• What to work on
I'd like every line from the material below that has "JSON" in it.
[[ Data open ]]
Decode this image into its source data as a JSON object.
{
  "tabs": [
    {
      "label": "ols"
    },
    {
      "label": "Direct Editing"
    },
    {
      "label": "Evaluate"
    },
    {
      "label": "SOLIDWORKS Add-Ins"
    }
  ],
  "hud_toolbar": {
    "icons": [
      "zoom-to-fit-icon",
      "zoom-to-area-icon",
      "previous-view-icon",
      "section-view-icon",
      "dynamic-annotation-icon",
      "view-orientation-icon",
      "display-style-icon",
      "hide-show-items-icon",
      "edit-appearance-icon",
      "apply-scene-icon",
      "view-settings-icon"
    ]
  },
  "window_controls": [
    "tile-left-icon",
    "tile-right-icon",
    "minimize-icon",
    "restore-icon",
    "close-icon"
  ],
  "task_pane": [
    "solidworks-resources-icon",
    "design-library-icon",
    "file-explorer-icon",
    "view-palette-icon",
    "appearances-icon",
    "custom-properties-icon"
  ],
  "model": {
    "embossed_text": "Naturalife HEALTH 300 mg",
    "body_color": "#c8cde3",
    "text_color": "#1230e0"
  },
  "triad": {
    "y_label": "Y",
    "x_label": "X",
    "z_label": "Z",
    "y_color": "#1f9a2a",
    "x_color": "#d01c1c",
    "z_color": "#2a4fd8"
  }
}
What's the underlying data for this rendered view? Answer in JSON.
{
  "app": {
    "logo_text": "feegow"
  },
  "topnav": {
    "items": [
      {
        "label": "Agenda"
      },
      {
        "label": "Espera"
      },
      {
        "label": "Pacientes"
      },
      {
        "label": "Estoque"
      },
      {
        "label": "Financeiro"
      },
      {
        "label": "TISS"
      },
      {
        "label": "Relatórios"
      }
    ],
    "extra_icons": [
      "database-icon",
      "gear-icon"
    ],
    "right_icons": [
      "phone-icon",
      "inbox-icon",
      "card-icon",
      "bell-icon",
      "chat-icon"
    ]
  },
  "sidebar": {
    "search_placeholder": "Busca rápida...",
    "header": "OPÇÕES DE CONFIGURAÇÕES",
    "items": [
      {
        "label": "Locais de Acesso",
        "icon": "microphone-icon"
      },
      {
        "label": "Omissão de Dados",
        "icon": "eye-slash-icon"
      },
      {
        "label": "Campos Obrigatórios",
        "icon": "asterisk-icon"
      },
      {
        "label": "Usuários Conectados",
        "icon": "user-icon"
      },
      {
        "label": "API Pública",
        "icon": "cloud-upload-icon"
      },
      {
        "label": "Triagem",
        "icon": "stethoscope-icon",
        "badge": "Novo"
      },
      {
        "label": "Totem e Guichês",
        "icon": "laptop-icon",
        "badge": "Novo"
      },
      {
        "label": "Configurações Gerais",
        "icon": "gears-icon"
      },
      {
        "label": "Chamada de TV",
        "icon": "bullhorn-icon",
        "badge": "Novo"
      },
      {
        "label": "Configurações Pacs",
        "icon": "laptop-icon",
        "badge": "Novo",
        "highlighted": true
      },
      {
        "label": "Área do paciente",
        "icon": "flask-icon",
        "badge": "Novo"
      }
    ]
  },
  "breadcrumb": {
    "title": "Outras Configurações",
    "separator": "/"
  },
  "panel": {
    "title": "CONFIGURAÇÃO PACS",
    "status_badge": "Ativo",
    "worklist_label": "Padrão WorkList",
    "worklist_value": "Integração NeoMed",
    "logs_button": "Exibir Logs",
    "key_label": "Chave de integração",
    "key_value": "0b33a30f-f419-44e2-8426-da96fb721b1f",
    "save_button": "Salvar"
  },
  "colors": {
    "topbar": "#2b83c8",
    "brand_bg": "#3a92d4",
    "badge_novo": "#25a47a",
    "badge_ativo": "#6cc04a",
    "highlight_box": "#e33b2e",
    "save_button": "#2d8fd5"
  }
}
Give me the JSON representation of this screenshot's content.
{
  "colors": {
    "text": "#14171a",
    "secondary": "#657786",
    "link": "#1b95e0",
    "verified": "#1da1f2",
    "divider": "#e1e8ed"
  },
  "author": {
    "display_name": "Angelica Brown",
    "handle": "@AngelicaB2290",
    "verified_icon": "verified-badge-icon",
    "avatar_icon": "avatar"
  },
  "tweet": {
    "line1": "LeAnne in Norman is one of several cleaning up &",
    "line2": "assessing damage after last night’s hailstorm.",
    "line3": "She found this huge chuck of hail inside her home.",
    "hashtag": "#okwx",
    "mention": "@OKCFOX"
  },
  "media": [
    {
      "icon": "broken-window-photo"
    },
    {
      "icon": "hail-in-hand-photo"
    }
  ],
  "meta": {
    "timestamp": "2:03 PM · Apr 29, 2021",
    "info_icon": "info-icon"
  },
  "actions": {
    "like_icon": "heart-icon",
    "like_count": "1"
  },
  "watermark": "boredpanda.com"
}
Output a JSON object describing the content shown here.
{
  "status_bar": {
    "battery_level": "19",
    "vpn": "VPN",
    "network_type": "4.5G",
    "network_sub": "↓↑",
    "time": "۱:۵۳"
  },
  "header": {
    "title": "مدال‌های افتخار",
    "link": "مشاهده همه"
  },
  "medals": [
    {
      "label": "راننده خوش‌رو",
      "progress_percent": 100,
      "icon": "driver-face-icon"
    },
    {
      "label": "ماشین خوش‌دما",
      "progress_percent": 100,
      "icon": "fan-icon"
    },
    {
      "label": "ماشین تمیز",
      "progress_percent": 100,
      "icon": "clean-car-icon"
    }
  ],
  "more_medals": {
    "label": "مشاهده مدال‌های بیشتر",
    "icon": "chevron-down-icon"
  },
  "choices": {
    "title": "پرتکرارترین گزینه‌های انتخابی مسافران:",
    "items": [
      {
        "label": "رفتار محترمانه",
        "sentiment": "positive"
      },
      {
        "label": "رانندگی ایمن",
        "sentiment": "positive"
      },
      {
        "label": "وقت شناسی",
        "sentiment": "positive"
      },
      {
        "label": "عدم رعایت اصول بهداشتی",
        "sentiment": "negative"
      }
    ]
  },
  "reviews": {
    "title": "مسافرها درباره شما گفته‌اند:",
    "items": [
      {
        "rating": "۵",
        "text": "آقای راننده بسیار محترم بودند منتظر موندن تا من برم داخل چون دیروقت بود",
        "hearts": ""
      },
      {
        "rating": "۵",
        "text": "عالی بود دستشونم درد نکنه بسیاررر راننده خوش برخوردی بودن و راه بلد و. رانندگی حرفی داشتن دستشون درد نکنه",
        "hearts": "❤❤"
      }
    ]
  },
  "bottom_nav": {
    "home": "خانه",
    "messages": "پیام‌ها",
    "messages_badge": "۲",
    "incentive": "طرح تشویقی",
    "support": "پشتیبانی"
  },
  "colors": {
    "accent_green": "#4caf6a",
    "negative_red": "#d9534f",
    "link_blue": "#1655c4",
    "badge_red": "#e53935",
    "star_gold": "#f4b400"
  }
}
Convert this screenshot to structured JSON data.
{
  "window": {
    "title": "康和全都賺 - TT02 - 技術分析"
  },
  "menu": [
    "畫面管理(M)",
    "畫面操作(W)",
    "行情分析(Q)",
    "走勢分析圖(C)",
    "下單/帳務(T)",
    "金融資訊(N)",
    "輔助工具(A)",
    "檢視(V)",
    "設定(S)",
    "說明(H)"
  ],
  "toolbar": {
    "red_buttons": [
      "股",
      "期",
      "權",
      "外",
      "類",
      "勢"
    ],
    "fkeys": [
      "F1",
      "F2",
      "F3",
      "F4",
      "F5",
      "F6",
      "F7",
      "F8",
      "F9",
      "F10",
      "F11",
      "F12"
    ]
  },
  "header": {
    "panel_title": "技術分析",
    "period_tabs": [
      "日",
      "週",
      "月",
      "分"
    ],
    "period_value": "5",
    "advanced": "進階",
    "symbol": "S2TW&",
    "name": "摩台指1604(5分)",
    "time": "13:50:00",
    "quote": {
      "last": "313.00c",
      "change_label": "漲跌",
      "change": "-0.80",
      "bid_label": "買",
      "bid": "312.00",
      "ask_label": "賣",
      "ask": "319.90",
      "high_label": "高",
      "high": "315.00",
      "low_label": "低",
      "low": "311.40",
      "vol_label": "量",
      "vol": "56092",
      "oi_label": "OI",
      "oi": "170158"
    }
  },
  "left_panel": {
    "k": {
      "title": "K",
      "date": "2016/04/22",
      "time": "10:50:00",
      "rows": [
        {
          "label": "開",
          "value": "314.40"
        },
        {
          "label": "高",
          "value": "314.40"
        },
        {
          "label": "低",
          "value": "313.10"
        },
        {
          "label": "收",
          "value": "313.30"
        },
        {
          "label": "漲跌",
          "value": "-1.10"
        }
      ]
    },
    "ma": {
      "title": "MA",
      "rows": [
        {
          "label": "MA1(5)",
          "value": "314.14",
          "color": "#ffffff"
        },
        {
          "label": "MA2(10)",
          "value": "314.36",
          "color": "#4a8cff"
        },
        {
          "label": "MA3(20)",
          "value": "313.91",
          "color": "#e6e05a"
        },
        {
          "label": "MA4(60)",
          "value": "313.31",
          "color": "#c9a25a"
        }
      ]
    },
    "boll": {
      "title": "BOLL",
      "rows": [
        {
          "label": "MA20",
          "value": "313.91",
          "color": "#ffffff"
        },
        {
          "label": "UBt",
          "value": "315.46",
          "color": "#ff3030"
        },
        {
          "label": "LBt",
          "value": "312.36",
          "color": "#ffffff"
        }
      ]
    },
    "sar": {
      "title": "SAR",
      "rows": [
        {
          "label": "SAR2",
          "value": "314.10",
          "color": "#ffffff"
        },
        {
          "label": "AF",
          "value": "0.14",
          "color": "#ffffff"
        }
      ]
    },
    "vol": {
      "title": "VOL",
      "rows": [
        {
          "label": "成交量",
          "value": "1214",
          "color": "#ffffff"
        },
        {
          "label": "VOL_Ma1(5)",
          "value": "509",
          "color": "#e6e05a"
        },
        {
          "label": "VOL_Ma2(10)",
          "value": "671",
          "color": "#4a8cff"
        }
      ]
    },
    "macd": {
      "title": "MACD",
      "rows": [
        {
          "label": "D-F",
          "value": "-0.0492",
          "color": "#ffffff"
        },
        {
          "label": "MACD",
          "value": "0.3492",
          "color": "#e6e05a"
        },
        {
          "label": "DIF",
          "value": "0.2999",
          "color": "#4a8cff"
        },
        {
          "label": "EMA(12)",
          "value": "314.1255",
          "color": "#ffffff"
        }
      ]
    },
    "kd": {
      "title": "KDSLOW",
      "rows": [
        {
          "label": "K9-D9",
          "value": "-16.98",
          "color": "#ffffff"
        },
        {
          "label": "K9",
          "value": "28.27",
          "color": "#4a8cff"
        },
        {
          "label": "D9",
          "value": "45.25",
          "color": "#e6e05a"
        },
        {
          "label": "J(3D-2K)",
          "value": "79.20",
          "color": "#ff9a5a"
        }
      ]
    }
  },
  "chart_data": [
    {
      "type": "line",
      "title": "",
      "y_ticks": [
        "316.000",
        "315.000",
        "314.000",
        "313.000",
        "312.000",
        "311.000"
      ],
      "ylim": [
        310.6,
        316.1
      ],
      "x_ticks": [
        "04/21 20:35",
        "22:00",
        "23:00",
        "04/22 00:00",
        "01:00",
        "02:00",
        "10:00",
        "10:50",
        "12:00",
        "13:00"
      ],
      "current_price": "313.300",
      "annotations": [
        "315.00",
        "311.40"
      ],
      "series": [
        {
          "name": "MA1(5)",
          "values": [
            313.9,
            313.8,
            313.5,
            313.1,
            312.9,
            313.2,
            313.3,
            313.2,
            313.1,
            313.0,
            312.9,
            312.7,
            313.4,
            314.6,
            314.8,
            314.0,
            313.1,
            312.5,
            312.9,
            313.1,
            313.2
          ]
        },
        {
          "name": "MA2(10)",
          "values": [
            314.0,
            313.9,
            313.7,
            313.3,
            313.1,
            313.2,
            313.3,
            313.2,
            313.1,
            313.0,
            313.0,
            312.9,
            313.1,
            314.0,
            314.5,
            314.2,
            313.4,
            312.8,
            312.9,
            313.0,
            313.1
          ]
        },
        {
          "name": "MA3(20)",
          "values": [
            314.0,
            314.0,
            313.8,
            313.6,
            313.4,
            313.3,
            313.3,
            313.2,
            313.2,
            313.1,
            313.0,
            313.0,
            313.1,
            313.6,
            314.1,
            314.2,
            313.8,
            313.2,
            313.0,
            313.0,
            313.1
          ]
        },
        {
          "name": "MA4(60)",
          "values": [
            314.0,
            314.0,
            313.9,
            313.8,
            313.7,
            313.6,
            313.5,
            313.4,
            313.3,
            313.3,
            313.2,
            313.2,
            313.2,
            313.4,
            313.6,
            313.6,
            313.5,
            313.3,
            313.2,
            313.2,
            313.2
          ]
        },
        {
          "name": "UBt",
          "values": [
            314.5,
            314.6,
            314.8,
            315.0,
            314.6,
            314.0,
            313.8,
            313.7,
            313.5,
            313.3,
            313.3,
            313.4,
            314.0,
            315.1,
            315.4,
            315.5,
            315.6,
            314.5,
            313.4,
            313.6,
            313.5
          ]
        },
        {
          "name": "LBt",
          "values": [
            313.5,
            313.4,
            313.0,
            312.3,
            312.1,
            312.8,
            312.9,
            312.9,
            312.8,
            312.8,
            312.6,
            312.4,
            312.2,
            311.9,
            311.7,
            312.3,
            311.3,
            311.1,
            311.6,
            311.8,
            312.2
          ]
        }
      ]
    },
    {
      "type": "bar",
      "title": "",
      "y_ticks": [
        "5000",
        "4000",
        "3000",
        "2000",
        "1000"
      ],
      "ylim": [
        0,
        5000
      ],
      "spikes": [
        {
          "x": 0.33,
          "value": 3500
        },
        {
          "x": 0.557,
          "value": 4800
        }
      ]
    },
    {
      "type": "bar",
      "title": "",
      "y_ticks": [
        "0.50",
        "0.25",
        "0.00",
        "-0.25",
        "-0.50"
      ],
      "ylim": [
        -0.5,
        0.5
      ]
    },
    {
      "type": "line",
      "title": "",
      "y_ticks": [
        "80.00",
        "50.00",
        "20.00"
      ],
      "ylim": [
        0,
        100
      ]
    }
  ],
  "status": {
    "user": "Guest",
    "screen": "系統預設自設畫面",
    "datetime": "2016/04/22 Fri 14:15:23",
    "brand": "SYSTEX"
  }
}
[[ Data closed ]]
• Answer box
Decode this image into its source data as a JSON object.
What's the underlying data for this rendered view? Answer in JSON.
Give me the JSON representation of this screenshot's content.
Output a JSON object describing the content shown here.
Convert this screenshot to structured JSON data.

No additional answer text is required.